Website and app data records
◆ ◆ ◆ ◆ ◆ ◆ ◆

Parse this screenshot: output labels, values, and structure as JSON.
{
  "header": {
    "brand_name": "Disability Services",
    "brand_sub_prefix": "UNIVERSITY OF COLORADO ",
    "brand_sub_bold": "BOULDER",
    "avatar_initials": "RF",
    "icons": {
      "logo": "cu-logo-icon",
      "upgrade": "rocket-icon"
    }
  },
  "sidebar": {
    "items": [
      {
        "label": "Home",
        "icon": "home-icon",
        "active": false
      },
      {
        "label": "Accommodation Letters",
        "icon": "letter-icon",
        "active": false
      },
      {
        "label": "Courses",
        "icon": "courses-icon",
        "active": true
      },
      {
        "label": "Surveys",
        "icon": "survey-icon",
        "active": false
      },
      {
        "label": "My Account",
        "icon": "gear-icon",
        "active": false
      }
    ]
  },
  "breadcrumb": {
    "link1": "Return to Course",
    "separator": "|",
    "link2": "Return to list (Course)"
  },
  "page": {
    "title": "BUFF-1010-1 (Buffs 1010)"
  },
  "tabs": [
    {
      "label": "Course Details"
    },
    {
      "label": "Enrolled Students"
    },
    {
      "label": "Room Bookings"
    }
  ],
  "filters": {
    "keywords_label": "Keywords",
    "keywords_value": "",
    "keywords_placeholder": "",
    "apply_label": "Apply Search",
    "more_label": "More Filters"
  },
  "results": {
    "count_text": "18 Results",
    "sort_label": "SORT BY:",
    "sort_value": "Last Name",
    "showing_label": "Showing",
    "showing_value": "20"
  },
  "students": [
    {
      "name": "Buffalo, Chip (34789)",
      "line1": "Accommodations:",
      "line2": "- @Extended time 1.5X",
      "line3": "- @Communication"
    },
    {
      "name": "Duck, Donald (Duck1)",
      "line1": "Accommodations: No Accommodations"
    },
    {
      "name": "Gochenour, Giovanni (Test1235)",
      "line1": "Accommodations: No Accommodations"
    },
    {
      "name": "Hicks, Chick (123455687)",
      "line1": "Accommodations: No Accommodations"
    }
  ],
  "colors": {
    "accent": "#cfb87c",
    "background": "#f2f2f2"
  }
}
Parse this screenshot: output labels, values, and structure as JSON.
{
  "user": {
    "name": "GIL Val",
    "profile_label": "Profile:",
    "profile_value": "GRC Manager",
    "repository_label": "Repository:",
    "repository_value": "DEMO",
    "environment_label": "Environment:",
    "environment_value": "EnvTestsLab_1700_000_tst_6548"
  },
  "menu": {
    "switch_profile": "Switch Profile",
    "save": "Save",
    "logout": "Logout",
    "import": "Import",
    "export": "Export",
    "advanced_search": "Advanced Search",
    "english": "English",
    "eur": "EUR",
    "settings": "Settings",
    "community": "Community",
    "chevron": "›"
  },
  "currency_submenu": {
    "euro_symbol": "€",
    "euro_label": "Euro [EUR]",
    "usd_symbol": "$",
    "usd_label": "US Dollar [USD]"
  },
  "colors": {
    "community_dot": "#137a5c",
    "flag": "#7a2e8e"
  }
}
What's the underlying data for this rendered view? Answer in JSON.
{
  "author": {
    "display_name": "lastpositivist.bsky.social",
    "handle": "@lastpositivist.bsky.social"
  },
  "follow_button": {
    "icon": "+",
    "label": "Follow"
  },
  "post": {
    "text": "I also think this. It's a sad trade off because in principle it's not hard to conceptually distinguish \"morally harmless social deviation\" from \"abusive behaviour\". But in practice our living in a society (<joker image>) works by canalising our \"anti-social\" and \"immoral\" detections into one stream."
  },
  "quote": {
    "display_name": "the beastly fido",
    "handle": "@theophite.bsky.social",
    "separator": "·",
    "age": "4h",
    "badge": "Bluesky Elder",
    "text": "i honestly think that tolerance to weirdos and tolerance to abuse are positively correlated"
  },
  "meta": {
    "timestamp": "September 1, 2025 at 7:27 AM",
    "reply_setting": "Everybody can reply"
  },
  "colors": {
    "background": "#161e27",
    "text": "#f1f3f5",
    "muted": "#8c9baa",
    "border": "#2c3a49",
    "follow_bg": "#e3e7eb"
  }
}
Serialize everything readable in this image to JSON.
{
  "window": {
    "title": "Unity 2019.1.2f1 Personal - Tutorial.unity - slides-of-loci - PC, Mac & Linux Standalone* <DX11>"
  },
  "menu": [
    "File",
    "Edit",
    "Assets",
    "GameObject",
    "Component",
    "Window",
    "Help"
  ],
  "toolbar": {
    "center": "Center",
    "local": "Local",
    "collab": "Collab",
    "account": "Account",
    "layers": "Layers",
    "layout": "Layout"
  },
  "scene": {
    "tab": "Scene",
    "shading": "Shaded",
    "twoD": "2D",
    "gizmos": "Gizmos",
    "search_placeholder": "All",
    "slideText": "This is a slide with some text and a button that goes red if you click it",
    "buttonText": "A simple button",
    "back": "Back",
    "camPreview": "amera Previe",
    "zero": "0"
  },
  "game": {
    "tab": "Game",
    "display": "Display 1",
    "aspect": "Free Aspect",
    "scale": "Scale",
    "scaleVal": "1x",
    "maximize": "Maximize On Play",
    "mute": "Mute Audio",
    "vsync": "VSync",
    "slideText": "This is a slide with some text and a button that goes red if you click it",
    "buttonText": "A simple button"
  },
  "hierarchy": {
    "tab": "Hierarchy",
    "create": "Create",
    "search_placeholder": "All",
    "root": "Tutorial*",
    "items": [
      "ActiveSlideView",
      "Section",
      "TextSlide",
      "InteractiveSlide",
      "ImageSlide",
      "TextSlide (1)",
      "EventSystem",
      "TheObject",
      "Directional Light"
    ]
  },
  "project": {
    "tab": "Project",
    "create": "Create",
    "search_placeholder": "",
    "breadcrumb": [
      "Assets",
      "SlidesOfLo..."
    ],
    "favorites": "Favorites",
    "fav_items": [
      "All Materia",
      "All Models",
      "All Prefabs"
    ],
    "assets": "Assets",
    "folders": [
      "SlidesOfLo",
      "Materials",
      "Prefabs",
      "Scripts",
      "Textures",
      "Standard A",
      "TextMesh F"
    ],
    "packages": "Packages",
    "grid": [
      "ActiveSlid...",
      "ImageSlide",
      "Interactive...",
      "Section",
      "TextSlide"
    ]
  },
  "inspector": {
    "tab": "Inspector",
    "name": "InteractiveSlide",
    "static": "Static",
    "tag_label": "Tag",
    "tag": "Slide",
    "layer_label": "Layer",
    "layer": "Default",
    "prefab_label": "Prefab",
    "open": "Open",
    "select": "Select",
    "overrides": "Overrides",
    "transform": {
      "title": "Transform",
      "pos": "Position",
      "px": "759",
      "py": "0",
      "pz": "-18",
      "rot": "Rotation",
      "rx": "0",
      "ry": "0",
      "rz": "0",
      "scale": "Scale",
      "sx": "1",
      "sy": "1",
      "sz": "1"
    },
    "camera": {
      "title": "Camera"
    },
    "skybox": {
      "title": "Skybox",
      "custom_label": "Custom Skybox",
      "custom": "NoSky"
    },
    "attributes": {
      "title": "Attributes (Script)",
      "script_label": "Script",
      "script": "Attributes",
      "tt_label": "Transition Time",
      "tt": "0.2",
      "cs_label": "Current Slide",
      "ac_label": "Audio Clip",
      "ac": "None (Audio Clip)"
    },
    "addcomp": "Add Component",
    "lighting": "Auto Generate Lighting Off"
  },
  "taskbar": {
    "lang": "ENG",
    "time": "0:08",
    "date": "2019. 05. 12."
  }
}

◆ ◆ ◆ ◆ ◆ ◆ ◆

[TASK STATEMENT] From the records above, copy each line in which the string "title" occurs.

[RESPONSE AREA]
    "title": "BUFF-1010-1 (Buffs 1010)"
    "title": "Unity 2019.1.2f1 Personal - Tutorial.unity - slides-of-loci - PC, Mac & Linux Standalone* <DX11>"
      "title": "Transform",
      "title": "Camera"
      "title": "Skybox",
      "title": "Attributes (Script)",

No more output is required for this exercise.